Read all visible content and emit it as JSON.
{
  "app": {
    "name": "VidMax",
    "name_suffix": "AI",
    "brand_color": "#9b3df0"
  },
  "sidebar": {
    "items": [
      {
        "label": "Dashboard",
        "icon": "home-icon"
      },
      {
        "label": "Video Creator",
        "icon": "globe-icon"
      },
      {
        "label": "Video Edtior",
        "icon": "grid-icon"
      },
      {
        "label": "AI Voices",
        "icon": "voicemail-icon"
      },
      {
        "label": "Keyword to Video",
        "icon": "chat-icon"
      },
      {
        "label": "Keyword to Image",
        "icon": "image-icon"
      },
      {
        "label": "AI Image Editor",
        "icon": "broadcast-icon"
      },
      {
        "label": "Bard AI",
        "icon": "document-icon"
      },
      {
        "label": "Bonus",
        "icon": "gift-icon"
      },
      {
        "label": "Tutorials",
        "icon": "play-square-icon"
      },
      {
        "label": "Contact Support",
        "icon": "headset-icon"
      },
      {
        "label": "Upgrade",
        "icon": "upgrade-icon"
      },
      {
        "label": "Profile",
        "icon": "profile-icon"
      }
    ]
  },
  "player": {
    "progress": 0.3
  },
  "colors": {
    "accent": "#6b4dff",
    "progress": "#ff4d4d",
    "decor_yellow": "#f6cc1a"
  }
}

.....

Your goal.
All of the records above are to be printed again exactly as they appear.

Answer.
Read all visible content and emit it as JSON.
{
  "app": {
    "name": "VidMax",
    "name_suffix": "AI",
    "brand_color": "#9b3df0"
  },
  "sidebar": {
    "items": [
      {
        "label": "Dashboard",
        "icon": "home-icon"
      },
      {
        "label": "Video Creator",
        "icon": "globe-icon"
      },
      {
        "label": "Video Edtior",
        "icon": "grid-icon"
      },
      {
        "label": "AI Voices",
        "icon": "voicemail-icon"
      },
      {
        "label": "Keyword to Video",
        "icon": "chat-icon"
      },
      {
        "label": "Keyword to Image",
        "icon": "image-icon"
      },
      {
        "label": "AI Image Editor",
        "icon": "broadcast-icon"
      },
      {
        "label": "Bard AI",
        "icon": "document-icon"
      },
      {
        "label": "Bonus",
        "icon": "gift-icon"
      },
      {
        "label": "Tutorials",
        "icon": "play-square-icon"
      },
      {
        "label": "Contact Support",
        "icon": "headset-icon"
      },
      {
        "label": "Upgrade",
        "icon": "upgrade-icon"
      },
      {
        "label": "Profile",
        "icon": "profile-icon"
      }
    ]
  },
  "player": {
    "progress": 0.3
  },
  "colors": {
    "accent": "#6b4dff",
    "progress": "#ff4d4d",
    "decor_yellow": "#f6cc1a"
  }
}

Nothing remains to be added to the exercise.